● DATASET EXCERPTS:
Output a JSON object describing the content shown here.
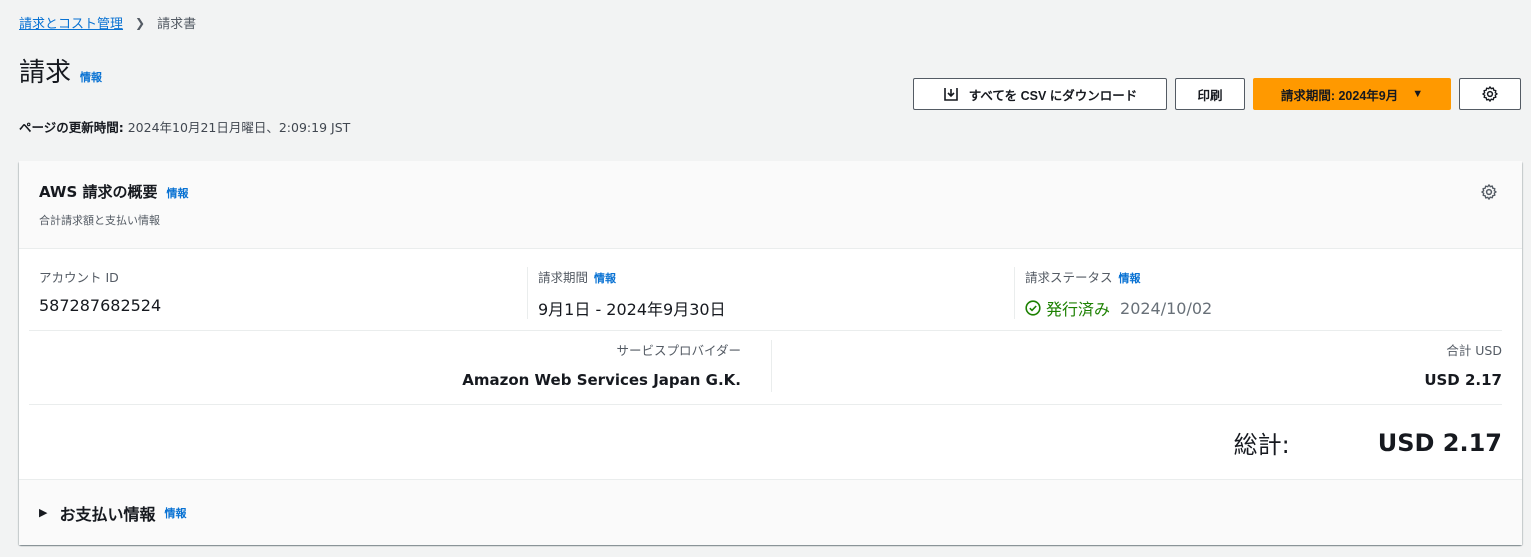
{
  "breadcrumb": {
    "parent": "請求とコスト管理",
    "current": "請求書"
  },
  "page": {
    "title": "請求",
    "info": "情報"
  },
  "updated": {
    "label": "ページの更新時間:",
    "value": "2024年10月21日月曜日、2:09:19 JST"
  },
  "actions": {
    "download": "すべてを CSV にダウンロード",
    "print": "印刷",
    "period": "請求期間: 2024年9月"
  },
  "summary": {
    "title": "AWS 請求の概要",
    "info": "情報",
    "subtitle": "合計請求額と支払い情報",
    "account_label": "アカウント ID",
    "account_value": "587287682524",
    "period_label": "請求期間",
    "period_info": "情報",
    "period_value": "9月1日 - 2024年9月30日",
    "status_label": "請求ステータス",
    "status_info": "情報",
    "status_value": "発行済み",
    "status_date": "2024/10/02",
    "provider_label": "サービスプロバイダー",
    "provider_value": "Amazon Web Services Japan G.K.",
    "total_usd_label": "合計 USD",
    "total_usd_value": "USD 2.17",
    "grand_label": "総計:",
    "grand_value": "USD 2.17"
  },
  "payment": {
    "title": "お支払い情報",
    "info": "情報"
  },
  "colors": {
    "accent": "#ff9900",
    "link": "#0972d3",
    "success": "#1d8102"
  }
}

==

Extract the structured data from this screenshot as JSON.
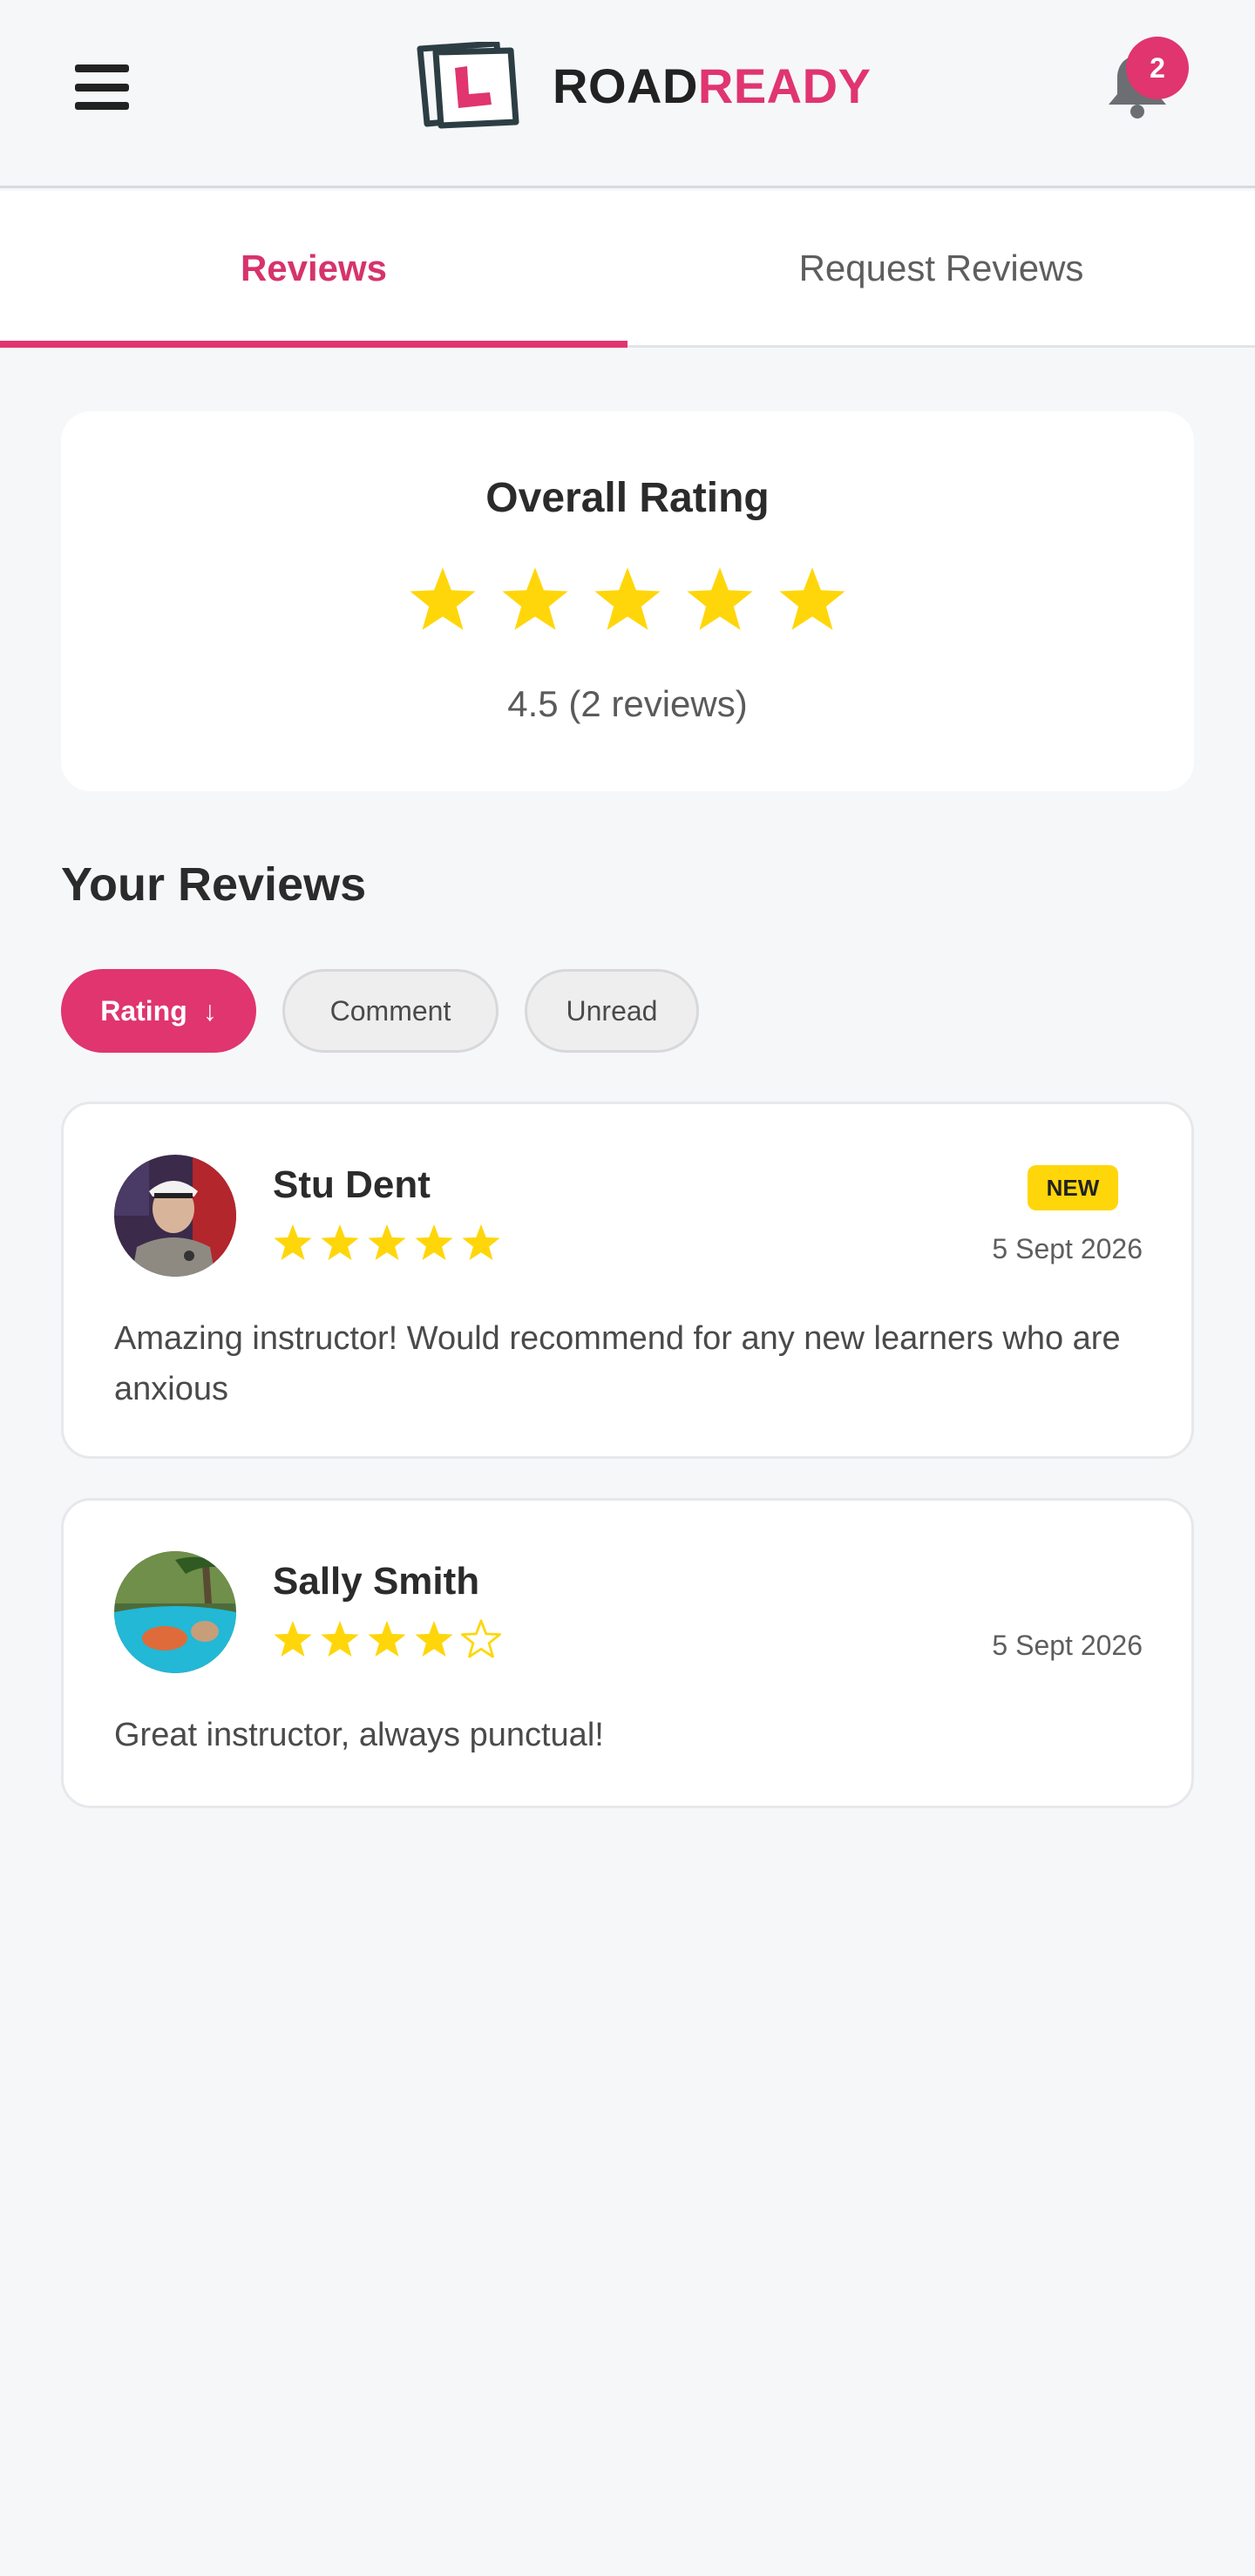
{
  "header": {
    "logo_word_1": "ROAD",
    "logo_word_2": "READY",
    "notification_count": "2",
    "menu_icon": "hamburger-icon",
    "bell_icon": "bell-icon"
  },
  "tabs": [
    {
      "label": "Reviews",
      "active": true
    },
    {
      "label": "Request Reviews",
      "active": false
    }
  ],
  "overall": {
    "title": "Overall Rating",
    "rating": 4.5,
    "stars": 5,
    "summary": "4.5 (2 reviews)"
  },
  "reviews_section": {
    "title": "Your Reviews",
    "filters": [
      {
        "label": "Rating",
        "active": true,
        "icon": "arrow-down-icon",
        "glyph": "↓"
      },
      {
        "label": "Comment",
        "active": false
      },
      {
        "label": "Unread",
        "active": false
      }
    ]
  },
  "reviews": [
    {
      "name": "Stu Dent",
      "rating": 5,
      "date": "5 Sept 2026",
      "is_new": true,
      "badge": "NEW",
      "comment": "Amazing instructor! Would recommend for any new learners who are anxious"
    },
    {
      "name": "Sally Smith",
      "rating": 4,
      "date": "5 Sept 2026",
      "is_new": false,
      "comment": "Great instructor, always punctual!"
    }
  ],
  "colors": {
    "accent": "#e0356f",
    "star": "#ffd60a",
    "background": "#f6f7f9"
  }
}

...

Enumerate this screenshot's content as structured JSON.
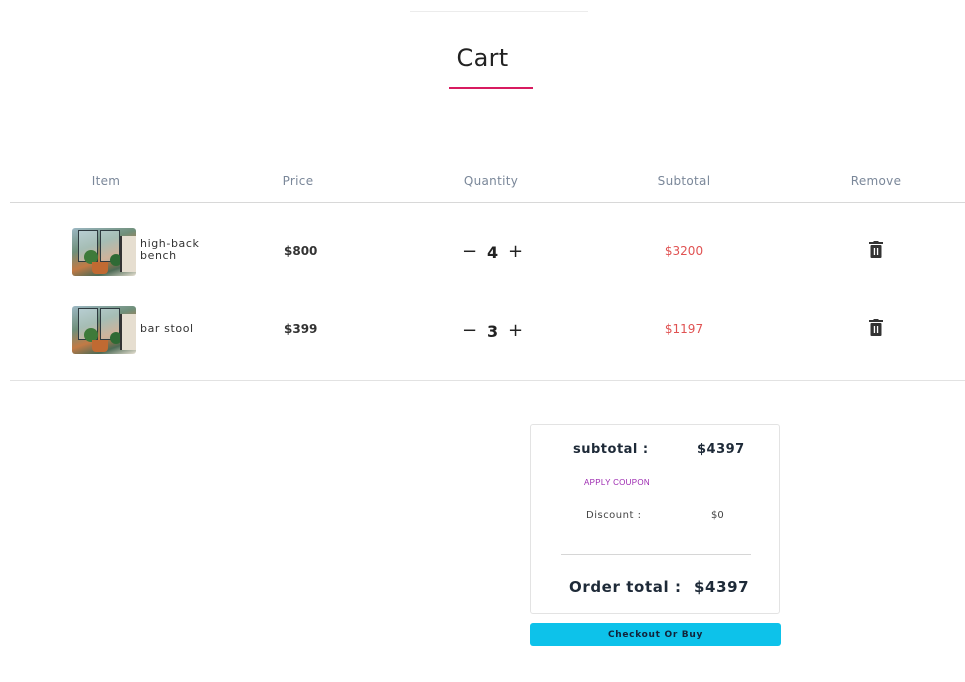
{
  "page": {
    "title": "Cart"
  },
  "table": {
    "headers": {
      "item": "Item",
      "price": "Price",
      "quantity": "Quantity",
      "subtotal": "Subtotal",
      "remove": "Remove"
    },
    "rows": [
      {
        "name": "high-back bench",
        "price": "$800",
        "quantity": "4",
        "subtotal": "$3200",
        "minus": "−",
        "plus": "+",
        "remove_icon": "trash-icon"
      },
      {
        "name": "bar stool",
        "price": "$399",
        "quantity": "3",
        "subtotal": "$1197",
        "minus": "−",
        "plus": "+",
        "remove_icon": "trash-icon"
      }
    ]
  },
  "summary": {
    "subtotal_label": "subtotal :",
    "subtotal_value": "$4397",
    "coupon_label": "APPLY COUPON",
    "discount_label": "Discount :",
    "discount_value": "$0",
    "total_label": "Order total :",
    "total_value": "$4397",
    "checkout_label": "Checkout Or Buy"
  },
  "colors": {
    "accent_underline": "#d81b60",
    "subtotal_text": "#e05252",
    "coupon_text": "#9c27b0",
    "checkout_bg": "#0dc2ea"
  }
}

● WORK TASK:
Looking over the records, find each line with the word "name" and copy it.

● SOLUTION:
      "name": "Stu Dent",
      "name": "Sally Smith",
        "name": "high-back bench",
        "name": "bar stool",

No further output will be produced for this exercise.